I’ve always had a soft spot for tales of alternative courses of history, and Ministry of Space has been on my To Read-list for years. Dealing in elements of World War II, the British empire, science fiction, and space travel, plus being written by Warren Ellis to boot, this book ticks off too many of my boxes to ignore. The collected edition being back in print, finally made it possible for me to get my hands on it.
Ministry of Space starts off at the conclusion of the second world war. Britain manages to capture the top German rocket scientists and set them to work on their newly created space programme. Backed by a massive black budget, the programme makes constant leaps in technology, effectively making Britain the only power to truly enter the space age.

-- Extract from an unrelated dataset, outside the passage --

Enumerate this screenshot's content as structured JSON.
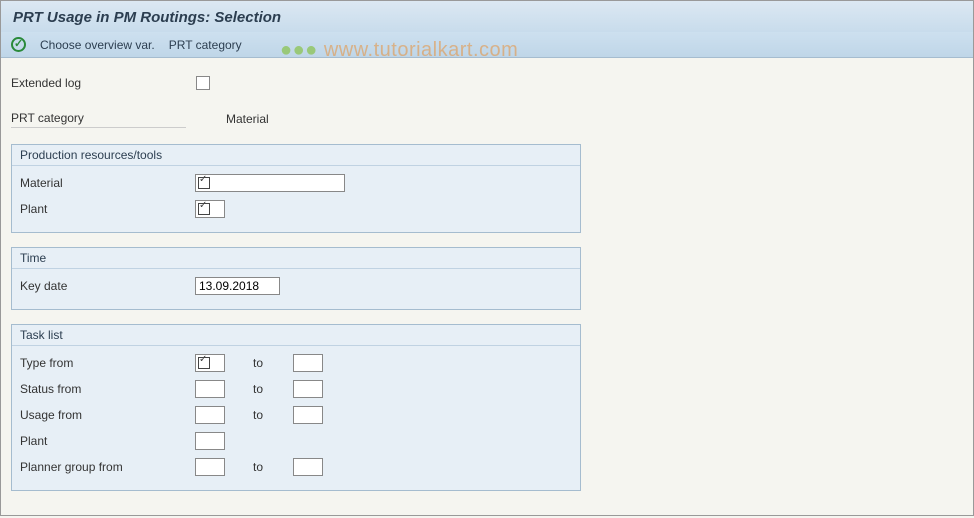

As a sci-fi short story, Ministry of Space works well. All the elements of a good sci-fi story are there – heroism, futuristic technology, ventures into the unknown, new frontiers – but I can’t help but feel that this story could and should be much more.
I understand that a longer story would’ve greatly increased the work effort, especially if turned into a comic. But I think there’s plenty of stuff and possible story lines in there for an entire novel, or indeed an arch of novels. Not to sound disrespectful, but I think the idea is too good and contains too many aspects for a mere, lonesome comic book.
Ellis chooses to focus on the British space programme alone, while I would’ve loved to see the story greatly expanded. What about world politics? Economy? Or what about other space programmes? The American space programme being the only other briefly mentioned. In this version of history there is no real space race, but surely the US and USSR wouldn’t have let the UK dominate space like this? And if they would, and did, at least explain why! And what about throwing China or Japan into the mix?
In the end, the only source of tension in the story is the question of where the money in the black budget came from. This would’ve worked great as one of many story lines in a greater context, but as it stands, the build up and conclusion simply isn’t strong enough.
Ministry of Space is a great idea, but doesn’t feel like a finished product.